A House Committee begins debate on articles of impeachment; Washington state is set to launch a paid family, medical leave program; advocates for refugees say disinformation clouds their case; and a new barrier to abortion in Kentucky.

2020Talks - December 12, 2019 


Today’s the deadline to qualify for this month’s debate, and entrepreneur Andrew Yang made it - the only non-white candidate who’ll be on stage. Plus, former Secretary Julián Castro questions the order of primary contests.

It’s a Match – New EPA New Clean Air Rule Meets MT Standards

December 22, 2011

HELENA, Mont. - Coal-burning power plants across the country will now have to meet Montana's standards when it comes to mercury pollution. The U.S. Environmental Protection Agency (EPA) has released the final Mercury and Air Toxics Standards (MATS) rule that requires power plants to add pollution control equipment.

The federal rule goes beyond Montana's, because it also requires a reduction in releases of arsenic, acid gas and cyanide. Billings physician Dr. Robert Merchant treats people with respiratory diseases that are exacerbated by power plant pollution.

"These are toxins that they're talking about regulating, not just trying to make the air prettier - they're trying to reduce the emissions because these are poisons."
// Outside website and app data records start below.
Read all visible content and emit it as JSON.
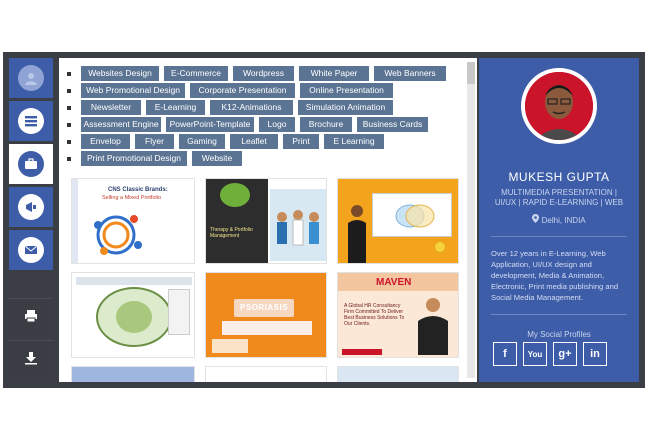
{
  "nav": {
    "items": [
      {
        "icon": "user-icon"
      },
      {
        "icon": "list-icon"
      },
      {
        "icon": "briefcase-icon"
      },
      {
        "icon": "megaphone-icon"
      },
      {
        "icon": "envelope-icon"
      }
    ],
    "print_icon": "print-icon",
    "download_icon": "download-icon"
  },
  "tags": [
    [
      "Websites Design",
      "E-Commerce",
      "Wordpress",
      "White Paper",
      "Web Banners"
    ],
    [
      "Web Promotional Design",
      "Corporate Presentation",
      "Online Presentation"
    ],
    [
      "Newsletter",
      "E-Learning",
      "K12-Animations",
      "Simulation Animation"
    ],
    [
      "Assessment Engine",
      "PowerPoint-Template",
      "Logo",
      "Brochure",
      "Business Cards"
    ],
    [
      "Envelop",
      "Flyer",
      "Gaming",
      "Leaflet",
      "Print",
      "E Learning"
    ],
    [
      "Print Promotional Design",
      "Website"
    ]
  ],
  "thumbs": {
    "t1": {
      "title": "CNS Classic Brands:",
      "subtitle": "Selling a Mixed Portfolio"
    },
    "t2": {
      "title": "Therapy & Portfolio Management"
    },
    "t3": {
      "title": ""
    },
    "t4": {
      "title": ""
    },
    "t5": {
      "title": "PSORIASIS"
    },
    "t6": {
      "logo": "MAVEN",
      "text": "A Global HR Consultancy Firm Committed To Deliver Best Business Solutions To Our Clients."
    }
  },
  "profile": {
    "name": "MUKESH GUPTA",
    "title": "MULTIMEDIA PRESENTATION | UI/UX | RAPID E-LEARNING | WEB",
    "location": "Delhi, INDIA",
    "bio": "Over 12 years in E-Learning, Web Application, UI/UX design and development, Media & Animation, Electronic, Print media publishing and Social Media Management.",
    "social_title": "My Social Profiles",
    "social": [
      {
        "icon": "facebook-icon",
        "glyph": "f"
      },
      {
        "icon": "youtube-icon",
        "glyph": "You"
      },
      {
        "icon": "google-plus-icon",
        "glyph": "g+"
      },
      {
        "icon": "linkedin-icon",
        "glyph": "in"
      }
    ]
  }
}
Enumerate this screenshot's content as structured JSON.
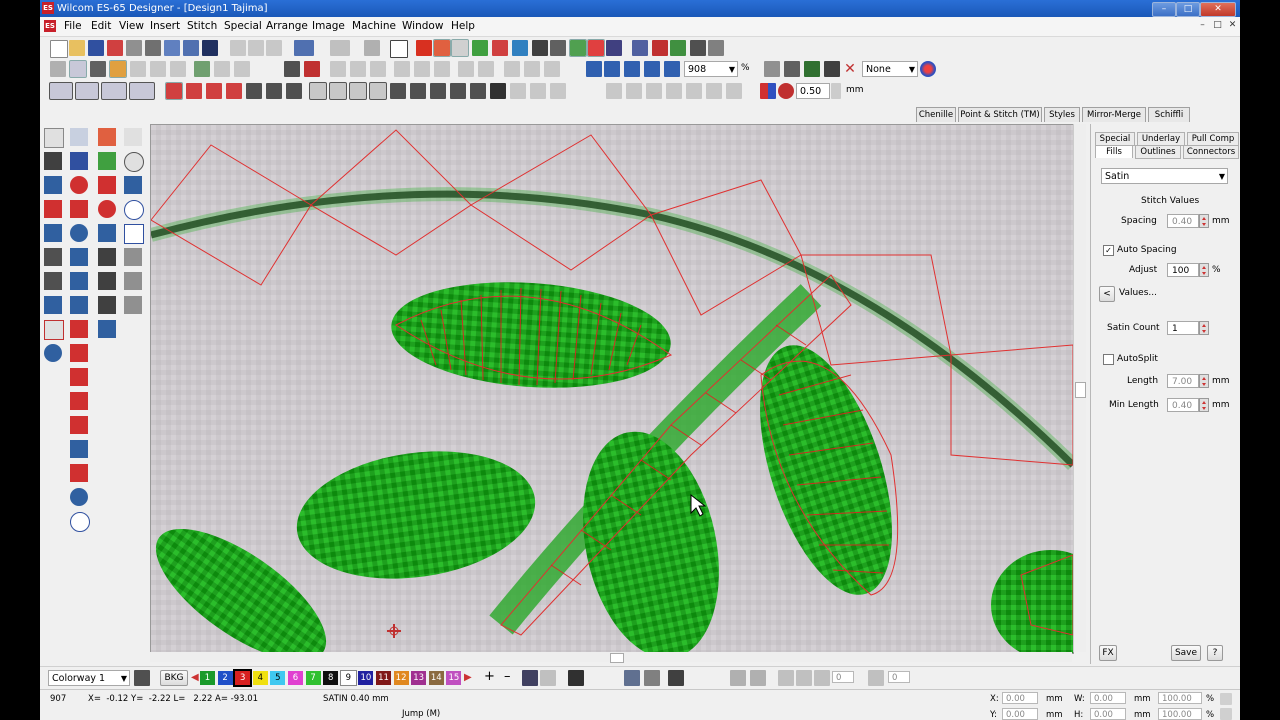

Critics of the standards claim they will mean lost jobs because companies will have to spend money to add equipment, although the EPA estimates the bottom-line savings in health costs and work productivity will mean at least $25 million for Montana by 2016. More than half of the nation's coal-fired plants already use the pollution control equipment.

Dr. Merchant says power plant pollution's link to lung diseases is well-known, but there are also scientific links to brain damage in children, as well as heart disease.

"These particulates and acids produce irritation to the lungs - that irritation produces inflammation throughout the body and actually increases heart attacks."

Mercury and other toxins affect critters in Montana, too, with 56 bodies of water under 'mercury advisories' because fish carry high levels.

Details about the EPA rule are online at www.epa.gov/MATS.

Deb Courson Smith, Public News Service - MT